  • 06 May 2021
  Bobbing on the recent news tide has been a speech that Prime Minister Scott Morrison gave to the recent Australian Christian Churches Conference. Some initial reports gave prominence to the Pentecostal ritual of laying on of hands. The religious fervour in the speech and its stress on the importance of faith both for the Prime Minister’s public life and for Australian life were met with expressions of outrage and support on social media, with concern about whether recipients were consulted, with ritual declarations of the separation of church and state, and with some curiosity about the social attitudes associated with Pentecostal belief.

Perhaps the most notable feature of the response was how generally muted it was, including the laying on of hands.
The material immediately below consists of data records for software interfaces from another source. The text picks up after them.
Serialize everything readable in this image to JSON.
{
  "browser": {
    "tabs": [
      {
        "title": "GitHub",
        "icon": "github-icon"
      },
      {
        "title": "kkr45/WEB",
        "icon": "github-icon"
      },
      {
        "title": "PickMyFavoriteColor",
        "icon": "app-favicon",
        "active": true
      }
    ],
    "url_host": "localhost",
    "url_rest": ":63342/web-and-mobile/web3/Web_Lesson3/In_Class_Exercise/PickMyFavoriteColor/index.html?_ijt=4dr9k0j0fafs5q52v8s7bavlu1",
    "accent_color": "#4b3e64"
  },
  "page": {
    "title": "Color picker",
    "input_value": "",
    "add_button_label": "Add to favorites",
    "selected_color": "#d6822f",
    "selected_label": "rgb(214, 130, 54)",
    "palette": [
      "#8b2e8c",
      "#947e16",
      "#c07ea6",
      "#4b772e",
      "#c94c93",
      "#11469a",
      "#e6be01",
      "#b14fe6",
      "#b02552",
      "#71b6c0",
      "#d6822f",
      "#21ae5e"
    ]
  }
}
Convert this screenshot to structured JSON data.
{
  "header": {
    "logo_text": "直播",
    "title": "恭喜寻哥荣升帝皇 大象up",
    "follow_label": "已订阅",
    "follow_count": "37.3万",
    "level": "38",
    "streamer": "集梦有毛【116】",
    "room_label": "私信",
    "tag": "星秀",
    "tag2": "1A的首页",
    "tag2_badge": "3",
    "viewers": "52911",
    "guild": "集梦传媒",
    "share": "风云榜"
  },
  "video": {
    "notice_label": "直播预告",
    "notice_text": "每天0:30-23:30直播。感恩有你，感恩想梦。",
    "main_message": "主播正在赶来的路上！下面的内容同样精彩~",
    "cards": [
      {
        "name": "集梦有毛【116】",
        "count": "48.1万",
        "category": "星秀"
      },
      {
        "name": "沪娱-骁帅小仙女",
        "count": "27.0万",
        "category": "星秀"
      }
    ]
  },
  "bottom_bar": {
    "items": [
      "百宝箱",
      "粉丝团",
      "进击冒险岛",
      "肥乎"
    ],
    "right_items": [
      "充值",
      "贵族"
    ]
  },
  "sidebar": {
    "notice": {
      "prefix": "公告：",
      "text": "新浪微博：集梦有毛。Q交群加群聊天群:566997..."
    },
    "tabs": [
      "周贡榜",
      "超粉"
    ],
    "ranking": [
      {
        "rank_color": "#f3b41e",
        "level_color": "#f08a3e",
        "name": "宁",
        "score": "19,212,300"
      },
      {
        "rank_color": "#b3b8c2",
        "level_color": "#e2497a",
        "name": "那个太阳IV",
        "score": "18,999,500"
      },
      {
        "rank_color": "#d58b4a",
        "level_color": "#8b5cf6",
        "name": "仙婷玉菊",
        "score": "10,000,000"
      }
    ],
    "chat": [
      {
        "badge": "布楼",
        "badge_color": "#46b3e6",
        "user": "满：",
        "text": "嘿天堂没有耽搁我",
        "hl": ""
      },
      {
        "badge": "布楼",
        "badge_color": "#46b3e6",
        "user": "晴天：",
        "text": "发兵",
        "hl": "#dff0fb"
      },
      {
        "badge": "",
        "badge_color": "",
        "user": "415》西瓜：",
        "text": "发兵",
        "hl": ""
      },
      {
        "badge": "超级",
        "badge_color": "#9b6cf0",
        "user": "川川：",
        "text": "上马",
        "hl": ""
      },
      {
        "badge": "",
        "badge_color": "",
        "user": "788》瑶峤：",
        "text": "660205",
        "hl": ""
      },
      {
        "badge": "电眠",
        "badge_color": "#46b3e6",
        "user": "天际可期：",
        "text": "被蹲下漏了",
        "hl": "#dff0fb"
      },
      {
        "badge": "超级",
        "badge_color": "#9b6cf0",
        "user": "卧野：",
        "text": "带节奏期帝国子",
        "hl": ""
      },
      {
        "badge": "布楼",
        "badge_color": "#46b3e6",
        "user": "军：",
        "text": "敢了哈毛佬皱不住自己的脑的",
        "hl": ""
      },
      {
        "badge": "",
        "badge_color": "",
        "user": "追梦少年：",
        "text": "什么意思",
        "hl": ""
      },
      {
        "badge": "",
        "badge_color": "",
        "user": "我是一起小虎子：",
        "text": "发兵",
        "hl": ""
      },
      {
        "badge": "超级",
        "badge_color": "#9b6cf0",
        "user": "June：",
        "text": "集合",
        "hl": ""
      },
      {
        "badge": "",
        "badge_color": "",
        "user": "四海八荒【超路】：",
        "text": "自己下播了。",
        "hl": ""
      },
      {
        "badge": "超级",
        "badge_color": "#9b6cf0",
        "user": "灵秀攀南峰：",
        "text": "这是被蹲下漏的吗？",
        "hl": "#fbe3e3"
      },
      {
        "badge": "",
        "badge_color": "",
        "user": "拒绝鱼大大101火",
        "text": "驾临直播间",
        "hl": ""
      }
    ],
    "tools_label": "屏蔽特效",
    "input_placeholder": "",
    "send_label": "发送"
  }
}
This symbolic action has been associated with controverted change in Western religious societies. Central in religious societies, it became neuralgic in cultures seeking to mark out clear boundaries between religion and such domains as politics, science and medicine and demography. To appreciate the significance of the action, it is worth reflecting on its history.

In the Jewish tradition, inherited also in the Christian Church, the laying on of hands embodied both God’s blessing of people and their consecration to God’s work. Moses laid hands on his successor Aaron, for example, and hands were laid on the goat that was driven into the desert to take with it the sins of the people. One of the blessings most sought from God was healing from disease. It was natural for Jesus when healing the sick to lay hands on them.

In the early Church the symbol was used in rituals of blessing both for healing and for commissioning. Laying hands on the sick in prayer, often accompanied by anointing with oil, became a regular part of church life. It was also central to rites of initiating new Christians into the Church and to commissioning Christians as deacons, priests and Bishops. The gesture of laying on hands expressed the blessing that God gave to the Church in healing and consecrating people and the lasting relationship with God of those blessed.

After Constantine’s conversion to Christianity elaborate ceremonial was developed in the Roman Empire for the coronation of Emperors and Kings. The ritual drew on the Christian ceremonies for the consecration of Bishops, and emphasised the importance of God’s blessing and commissioning for the Emperor as Christian and as ruler. Popes or Patriarchs anointed the new